Nitrous oxide is the single most important ozone depleting substance and emissions must be curbed, say scientists
Nitrous oxide is the single most important manmade substance reducing ozone in the atmosphere, according to US researchers. The team has calculated the ozone depleting potential (ODP) of nitrous oxide and found it to be comparable to several currently controlled substances.
Memorable images of a hole in the Antarctic ozone layer taken by British scientists in the mid-1980s raised the public profile of ozone depletion. Since ozone is known to shield the Earth from harmful ultraviolet radiation, action soon followed in the form of the Montreal Protocol of 1987, which sought to control emissions of chemicals responsible for destroying atmospheric ozone. The most potent are the chlorofluorocarbons (CFCs), and their use was phased out during the 1990s. Since then, use of hydrochlorofluorocarbons (HCFCs), introduced as temporary replacements for CFCs, has also been reduced.
Now, scientists from the National Oceanic and Atmospheric Administration (NOAA) at Boulder, Colorado, US, have used a well-known atmospheric model and focused on nitrous oxide as a possible cause of ozone destruction. ’The ODP of nitrous oxide is much smaller than the ODP of CFCs, but is comparable to the ODP of many HCFCs,’ says NOAA scientist Robert Portmann.

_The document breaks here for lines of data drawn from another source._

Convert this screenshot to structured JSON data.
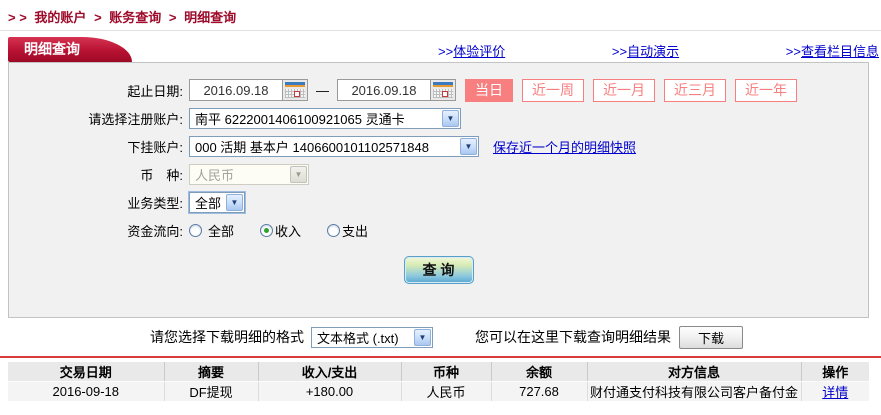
{
  "breadcrumb": {
    "prefix": "> >",
    "separator": ">",
    "items": [
      "我的账户",
      "账务查询",
      "明细查询"
    ]
  },
  "tab": {
    "label": "明细查询"
  },
  "top_links": {
    "experience": {
      "prefix": ">>",
      "label": "体验评价"
    },
    "demo": {
      "prefix": ">>",
      "label": "自动演示"
    },
    "column_info": {
      "prefix": ">>",
      "label": "查看栏目信息"
    }
  },
  "form": {
    "date_label": "起止日期:",
    "date_from": "2016.09.18",
    "date_to": "2016.09.18",
    "date_dash": "—",
    "quick_buttons": [
      {
        "label": "当日",
        "active": true
      },
      {
        "label": "近一周",
        "active": false
      },
      {
        "label": "近一月",
        "active": false
      },
      {
        "label": "近三月",
        "active": false
      },
      {
        "label": "近一年",
        "active": false
      }
    ],
    "account_label": "请选择注册账户:",
    "account_value": "南平 6222001406100921065 灵通卡",
    "sub_account_label": "下挂账户:",
    "sub_account_value": "000 活期 基本户 1406600101102571848",
    "snapshot_link": "保存近一个月的明细快照",
    "currency_label": "币　种:",
    "currency_value": "人民币",
    "biz_type_label": "业务类型:",
    "biz_type_value": "全部",
    "flow_label": "资金流向:",
    "flow_options": [
      {
        "label": "全部",
        "checked": false
      },
      {
        "label": "收入",
        "checked": true
      },
      {
        "label": "支出",
        "checked": false
      }
    ],
    "query_button": "查 询"
  },
  "download": {
    "format_label": "请您选择下载明细的格式",
    "format_value": "文本格式 (.txt)",
    "hint": "您可以在这里下载查询明细结果",
    "button_label": "下载"
  },
  "table": {
    "headers": [
      "交易日期",
      "摘要",
      "收入/支出",
      "币种",
      "余额",
      "对方信息",
      "操作"
    ],
    "rows": [
      {
        "date": "2016-09-18",
        "summary": "DF提现",
        "amount": "+180.00",
        "currency": "人民币",
        "balance": "727.68",
        "counterparty": "财付通支付科技有限公司客户备付金",
        "action": "详情"
      }
    ]
  },
  "colors": {
    "breadcrumb_red": "#9e0b2a",
    "tab_red": "#b81232",
    "quick_button_red": "#f87f7f",
    "link_blue": "#0000cc",
    "amount_red": "#cc0000",
    "table_rule_red": "#d93a3a",
    "panel_bg": "#f1f1f1"
  }
}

Nitrous oxide bears similarities to CFCs in that they are both very stable in the troposphere where they are emitted, and when they reach the stratosphere release active chemicals that destroy ozone through chlorine or nitrogen oxide-catalysed reactions.
Atmospheric chemists have understood this process for decades, but a focus on CFCs and HCFCs meant the importance of nitrous oxide was overlooked. As team member John Daniel explains: ’It’s a testament to the success of the Montreal Protocol that nitrous oxide emissions have become the most important ozone depleting substance emitted as a result of human activities.’
The researchers suggest that curbing nitrous oxide emissions could help speed up recovery of the Earth’s protective ozone layer and, since nitrous oxide is also a greenhouse gas, could also be a way to tackle global warming. John Pyle, an atmospheric chemist from the University of Cambridge, UK, explains: ’Avoiding unnecessary emissions of nitrous oxide is useful for both the ozone layer and also for the climate system.’
The group from NOAA say roughly one-third of nitrous oxide emissions are manmade, with agriculture the largest source. ’If you look ahead nitrous oxide will remain the largest ozone depleting emission for the rest of this century’ says A R Ravishankara, who led the study. ’The next question someone might ask is how we can reduce these emissions,’ adds Daniel.
et alScience, 2009, DOI: 10.1126/science.1176985